I dislike these awards for the following reasons:
- More competition - As mentioned above, the arts--MUSICALs in particular--are inherently competitive. Somehow we've decided that no artistic endeavor should continue without a trophy being attached. See also: marching band, jazz band, twirling, Irish dance, ...
- Extended season - MUSICALs are meant to have a very intense, but very brief lifespan. When I was working with shows, the season ran from January to the end of March. Since these things are awarded at the end of May, the season is effectively extended that long. Late May is supposed to belong to things other than the MUSICAL . This is also a problem because of:
- Egos - Being a lead in a MUSICAL is pretty heady stuff, and getting beaten for a lead you thought you'd be right for is pretty awful. The extended season means that you don't really go back to normal life until nearly graduation. You spend about half of the school year carrying around your status as the title character, or the third chorus-boy from the left. I've been both, and can tell you there's a difference.
- Another reprise - It resurrects zombie incarnations of shows that won't be anything other than a sad echo of their peak. A show that’s had twenty-five hours of rehearsal, plus eight performances, within six days is not going to be well-represented with only a quick refresher a month-and-a-half later.
- Injury - It puts physical demands on students who are no longer conditioned for them. A kick-line after you’ve been doing kick-lines for three months is very different from one after two months of playing badminton in gym.
- Money - It enriches an entity other than the school programs that produced the show in the first place. One of the more reasonable defenses of this kind of thing is that students get to see performances by other schools. However, if a student buys a ticket to see another school’s show, the money goes toward that school’s show. If they pay $15 to hear the same song at the YNOTs, the profit goes to...?
- Final say - It introduces the possibility of an unwelcome asterisk. Some years ago, my school produced Aida. It was a triumph on every level: production, performance, casting, emotional impact--everything. Then the YNOTs gave the costume award to someone else. Now this show has a little blemish on its memory that no one should have been given rights to apply, because they're:

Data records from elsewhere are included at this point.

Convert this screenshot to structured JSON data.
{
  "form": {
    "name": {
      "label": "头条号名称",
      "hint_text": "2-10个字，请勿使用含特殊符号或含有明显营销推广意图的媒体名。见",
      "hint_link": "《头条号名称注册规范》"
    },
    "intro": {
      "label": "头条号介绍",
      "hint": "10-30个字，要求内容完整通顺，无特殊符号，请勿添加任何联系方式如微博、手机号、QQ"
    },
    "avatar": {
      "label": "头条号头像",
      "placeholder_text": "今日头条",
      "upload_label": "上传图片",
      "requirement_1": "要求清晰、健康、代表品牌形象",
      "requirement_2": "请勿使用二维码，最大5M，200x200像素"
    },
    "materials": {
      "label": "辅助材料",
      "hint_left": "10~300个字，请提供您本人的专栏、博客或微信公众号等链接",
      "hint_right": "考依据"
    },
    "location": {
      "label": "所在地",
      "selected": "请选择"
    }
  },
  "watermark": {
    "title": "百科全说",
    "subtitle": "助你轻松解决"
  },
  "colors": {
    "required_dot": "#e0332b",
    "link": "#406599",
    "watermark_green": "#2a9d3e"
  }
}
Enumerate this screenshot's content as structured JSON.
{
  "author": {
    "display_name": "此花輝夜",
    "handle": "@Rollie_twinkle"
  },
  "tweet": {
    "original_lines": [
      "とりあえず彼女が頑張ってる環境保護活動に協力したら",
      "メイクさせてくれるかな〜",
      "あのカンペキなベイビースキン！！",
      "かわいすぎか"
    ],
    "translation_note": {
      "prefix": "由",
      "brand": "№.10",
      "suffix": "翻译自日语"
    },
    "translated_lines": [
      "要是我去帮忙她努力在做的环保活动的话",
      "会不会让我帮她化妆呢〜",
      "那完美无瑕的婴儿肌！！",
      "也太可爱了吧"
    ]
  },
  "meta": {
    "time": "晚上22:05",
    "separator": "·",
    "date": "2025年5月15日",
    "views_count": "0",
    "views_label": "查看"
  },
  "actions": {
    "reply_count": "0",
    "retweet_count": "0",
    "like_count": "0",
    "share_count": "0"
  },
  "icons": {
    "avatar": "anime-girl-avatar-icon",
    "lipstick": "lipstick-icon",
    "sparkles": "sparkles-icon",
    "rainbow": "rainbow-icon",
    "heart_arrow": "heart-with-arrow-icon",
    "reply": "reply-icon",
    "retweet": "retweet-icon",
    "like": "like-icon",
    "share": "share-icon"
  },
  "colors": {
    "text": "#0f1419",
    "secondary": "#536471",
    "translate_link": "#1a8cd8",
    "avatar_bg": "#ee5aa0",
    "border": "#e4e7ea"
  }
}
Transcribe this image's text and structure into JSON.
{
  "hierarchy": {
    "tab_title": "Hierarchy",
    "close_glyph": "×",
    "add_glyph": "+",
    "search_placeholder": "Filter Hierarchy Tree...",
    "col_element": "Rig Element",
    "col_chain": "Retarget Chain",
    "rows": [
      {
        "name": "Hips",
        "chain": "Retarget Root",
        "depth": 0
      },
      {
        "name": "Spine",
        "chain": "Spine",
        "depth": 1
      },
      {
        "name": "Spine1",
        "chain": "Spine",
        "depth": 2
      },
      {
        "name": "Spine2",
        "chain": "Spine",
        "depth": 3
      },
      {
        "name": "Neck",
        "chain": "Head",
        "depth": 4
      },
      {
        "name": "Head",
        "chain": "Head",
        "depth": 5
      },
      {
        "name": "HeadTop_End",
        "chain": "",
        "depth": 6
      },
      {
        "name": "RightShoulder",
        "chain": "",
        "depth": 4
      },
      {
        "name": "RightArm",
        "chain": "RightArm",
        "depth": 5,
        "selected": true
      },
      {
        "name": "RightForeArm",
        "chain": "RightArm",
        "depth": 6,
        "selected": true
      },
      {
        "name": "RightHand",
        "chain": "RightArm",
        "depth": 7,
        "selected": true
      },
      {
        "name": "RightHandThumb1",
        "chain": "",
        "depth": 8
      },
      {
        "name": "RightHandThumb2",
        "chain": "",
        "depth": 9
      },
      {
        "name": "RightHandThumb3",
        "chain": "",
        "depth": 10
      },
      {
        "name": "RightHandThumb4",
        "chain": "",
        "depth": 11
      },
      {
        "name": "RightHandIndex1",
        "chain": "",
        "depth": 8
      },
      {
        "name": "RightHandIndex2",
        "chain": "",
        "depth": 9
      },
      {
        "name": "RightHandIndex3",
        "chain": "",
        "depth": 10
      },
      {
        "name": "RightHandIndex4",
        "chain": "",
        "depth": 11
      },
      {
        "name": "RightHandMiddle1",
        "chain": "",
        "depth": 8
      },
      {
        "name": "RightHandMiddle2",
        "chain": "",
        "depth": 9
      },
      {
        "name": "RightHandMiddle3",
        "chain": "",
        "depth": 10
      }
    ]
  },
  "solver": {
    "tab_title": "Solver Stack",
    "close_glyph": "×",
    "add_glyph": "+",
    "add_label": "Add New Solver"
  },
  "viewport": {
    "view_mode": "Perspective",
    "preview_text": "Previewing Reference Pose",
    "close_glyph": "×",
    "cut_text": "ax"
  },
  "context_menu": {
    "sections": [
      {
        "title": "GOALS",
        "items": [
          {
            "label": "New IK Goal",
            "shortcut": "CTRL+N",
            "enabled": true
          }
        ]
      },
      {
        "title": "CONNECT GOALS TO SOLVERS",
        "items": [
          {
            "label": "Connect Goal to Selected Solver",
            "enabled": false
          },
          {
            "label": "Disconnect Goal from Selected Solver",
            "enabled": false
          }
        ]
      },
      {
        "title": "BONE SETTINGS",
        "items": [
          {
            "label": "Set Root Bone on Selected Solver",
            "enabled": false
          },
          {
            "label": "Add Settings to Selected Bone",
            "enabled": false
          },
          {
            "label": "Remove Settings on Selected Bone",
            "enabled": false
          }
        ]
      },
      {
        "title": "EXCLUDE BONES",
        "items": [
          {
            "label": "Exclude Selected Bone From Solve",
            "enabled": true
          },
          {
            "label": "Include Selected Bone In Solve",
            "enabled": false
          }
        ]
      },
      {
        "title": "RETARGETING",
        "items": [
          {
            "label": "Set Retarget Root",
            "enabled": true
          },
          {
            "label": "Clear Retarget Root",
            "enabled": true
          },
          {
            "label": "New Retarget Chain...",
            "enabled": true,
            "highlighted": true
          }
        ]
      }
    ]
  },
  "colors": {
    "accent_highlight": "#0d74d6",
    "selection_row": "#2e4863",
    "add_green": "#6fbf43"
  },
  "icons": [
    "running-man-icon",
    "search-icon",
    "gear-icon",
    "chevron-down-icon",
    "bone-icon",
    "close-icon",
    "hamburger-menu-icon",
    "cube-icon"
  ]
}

- Outsiders - It extends credibility and authority to people who haven't earned it. Directors know not only which songs came out the best, but which students came the greatest distance to get them there. They know who not only learned her role two days after scripts were available, but also knew every other role in the show and could fill in for any of them on opening night if asked. The audience knows when they’ve seen something special, and lots prove it by coming back and buying tickets to the matinee. Why let some “professional” register their opinion after all of that?